- WHAT IS REQUIRED
Repeat verbatim every line of the material, beginning at the line that holds "Read all visible content and emit it as JSON." and ending at its last line.

- DATA FOR PROCESSING

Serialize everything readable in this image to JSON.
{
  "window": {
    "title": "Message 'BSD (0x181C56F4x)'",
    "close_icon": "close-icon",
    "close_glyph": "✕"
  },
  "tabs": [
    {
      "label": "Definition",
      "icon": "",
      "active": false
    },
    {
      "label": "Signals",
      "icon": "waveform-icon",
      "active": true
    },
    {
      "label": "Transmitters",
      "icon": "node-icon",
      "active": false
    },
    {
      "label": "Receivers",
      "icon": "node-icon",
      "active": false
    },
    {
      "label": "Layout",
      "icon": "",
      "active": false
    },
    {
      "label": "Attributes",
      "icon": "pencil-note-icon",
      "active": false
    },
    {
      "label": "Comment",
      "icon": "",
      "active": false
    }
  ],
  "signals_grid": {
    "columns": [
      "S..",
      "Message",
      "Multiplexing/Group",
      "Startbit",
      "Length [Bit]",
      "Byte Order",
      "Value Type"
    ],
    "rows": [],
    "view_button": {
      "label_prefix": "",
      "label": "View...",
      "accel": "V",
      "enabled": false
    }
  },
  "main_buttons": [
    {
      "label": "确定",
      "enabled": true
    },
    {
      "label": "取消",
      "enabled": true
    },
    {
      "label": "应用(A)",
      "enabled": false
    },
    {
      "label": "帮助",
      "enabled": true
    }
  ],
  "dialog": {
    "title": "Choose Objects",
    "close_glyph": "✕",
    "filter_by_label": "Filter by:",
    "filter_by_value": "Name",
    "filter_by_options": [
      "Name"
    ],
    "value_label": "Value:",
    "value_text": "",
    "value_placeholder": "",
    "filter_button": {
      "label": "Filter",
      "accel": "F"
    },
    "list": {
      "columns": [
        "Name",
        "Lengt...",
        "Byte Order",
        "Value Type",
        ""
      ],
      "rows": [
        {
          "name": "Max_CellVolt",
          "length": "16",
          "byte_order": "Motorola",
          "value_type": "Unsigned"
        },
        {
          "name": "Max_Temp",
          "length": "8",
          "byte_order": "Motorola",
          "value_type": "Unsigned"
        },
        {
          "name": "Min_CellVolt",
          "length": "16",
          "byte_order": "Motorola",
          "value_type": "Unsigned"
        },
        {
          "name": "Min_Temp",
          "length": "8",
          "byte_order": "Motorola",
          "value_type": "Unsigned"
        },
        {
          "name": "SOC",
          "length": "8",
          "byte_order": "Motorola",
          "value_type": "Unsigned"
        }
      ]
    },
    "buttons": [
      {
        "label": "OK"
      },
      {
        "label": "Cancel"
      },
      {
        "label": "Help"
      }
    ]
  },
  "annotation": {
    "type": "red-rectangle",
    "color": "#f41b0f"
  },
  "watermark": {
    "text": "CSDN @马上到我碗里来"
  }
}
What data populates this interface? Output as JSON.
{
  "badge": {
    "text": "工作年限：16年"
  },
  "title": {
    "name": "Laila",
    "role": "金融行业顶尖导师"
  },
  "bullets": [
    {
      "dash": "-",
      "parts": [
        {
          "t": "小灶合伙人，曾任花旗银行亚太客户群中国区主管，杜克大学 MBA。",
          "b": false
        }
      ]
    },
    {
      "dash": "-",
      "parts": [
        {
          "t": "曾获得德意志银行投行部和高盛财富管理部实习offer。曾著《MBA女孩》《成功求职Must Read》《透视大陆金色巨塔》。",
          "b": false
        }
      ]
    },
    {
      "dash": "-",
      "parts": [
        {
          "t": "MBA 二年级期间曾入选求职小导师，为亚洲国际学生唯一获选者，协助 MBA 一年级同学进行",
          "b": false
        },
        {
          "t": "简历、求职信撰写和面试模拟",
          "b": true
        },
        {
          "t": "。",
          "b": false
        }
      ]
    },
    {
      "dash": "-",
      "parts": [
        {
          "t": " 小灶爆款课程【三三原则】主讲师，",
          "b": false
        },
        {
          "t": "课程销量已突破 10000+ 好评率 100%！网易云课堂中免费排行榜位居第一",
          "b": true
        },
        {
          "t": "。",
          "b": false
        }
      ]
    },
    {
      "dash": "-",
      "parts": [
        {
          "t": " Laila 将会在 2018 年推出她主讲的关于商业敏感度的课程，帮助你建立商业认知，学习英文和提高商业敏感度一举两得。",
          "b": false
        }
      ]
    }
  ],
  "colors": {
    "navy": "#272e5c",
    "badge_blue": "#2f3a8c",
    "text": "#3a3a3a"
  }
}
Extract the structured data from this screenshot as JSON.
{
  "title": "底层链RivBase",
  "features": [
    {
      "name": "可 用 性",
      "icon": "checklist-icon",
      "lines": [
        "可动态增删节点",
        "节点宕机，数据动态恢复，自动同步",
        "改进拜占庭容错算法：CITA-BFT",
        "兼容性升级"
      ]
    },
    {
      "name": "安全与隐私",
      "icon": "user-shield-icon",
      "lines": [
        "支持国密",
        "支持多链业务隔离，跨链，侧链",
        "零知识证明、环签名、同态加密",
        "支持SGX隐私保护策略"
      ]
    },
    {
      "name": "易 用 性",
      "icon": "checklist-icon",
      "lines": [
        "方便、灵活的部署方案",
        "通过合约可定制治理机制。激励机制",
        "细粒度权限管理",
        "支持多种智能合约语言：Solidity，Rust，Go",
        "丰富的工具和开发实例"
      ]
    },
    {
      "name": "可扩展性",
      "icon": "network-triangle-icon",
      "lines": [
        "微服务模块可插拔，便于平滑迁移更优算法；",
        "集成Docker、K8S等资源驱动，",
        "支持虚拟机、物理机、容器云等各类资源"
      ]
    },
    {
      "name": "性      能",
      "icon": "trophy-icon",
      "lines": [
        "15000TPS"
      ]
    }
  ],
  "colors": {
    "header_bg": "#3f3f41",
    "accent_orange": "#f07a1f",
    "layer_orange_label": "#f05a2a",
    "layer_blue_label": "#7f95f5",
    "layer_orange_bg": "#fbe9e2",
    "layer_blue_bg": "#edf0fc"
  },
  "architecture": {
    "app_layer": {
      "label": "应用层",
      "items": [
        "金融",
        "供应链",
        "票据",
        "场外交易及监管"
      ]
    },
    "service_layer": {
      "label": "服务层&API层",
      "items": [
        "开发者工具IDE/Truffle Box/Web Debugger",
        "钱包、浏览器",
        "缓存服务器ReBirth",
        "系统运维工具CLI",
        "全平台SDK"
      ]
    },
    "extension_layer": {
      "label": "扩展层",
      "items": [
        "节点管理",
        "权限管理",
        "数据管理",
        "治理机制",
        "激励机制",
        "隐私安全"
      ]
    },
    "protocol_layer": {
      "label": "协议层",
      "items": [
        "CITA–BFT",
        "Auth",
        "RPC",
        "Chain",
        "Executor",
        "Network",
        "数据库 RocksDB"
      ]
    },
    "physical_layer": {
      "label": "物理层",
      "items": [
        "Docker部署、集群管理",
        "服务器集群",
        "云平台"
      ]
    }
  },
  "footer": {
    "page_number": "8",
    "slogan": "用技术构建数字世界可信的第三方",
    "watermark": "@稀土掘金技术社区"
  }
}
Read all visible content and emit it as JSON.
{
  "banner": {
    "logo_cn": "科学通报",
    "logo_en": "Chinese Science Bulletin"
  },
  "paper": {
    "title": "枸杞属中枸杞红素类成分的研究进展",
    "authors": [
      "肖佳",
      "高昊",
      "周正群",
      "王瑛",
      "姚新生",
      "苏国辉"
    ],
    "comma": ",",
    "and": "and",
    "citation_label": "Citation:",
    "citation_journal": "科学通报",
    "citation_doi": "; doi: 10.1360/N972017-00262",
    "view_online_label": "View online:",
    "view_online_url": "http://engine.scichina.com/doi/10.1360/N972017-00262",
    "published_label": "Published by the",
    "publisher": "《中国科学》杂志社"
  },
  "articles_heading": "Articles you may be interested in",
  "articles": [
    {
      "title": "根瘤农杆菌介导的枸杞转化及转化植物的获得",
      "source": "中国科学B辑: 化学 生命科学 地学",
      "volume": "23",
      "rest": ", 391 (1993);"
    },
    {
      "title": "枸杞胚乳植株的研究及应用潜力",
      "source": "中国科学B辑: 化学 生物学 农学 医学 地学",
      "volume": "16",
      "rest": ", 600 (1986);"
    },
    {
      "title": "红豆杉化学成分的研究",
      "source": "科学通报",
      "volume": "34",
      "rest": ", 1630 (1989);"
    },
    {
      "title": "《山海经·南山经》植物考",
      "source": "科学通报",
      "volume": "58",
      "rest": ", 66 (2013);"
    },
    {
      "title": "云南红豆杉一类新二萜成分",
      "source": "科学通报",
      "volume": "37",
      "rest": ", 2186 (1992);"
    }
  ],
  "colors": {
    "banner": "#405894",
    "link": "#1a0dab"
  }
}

- PROBLEM SOLUTION
Read all visible content and emit it as JSON.
{
  "banner": {
    "logo_cn": "科学通报",
    "logo_en": "Chinese Science Bulletin"
  },
  "paper": {
    "title": "枸杞属中枸杞红素类成分的研究进展",
    "authors": [
      "肖佳",
      "高昊",
      "周正群",
      "王瑛",
      "姚新生",
      "苏国辉"
    ],
    "comma": ",",
    "and": "and",
    "citation_label": "Citation:",
    "citation_journal": "科学通报",
    "citation_doi": "; doi: 10.1360/N972017-00262",
    "view_online_label": "View online:",
    "view_online_url": "http://engine.scichina.com/doi/10.1360/N972017-00262",
    "published_label": "Published by the",
    "publisher": "《中国科学》杂志社"
  },
  "articles_heading": "Articles you may be interested in",
  "articles": [
    {
      "title": "根瘤农杆菌介导的枸杞转化及转化植物的获得",
      "source": "中国科学B辑: 化学 生命科学 地学",
      "volume": "23",
      "rest": ", 391 (1993);"
    },
    {
      "title": "枸杞胚乳植株的研究及应用潜力",
      "source": "中国科学B辑: 化学 生物学 农学 医学 地学",
      "volume": "16",
      "rest": ", 600 (1986);"
    },
    {
      "title": "红豆杉化学成分的研究",
      "source": "科学通报",
      "volume": "34",
      "rest": ", 1630 (1989);"
    },
    {
      "title": "《山海经·南山经》植物考",
      "source": "科学通报",
      "volume": "58",
      "rest": ", 66 (2013);"
    },
    {
      "title": "云南红豆杉一类新二萜成分",
      "source": "科学通报",
      "volume": "37",
      "rest": ", 2186 (1992);"
    }
  ],
  "colors": {
    "banner": "#405894",
    "link": "#1a0dab"
  }
}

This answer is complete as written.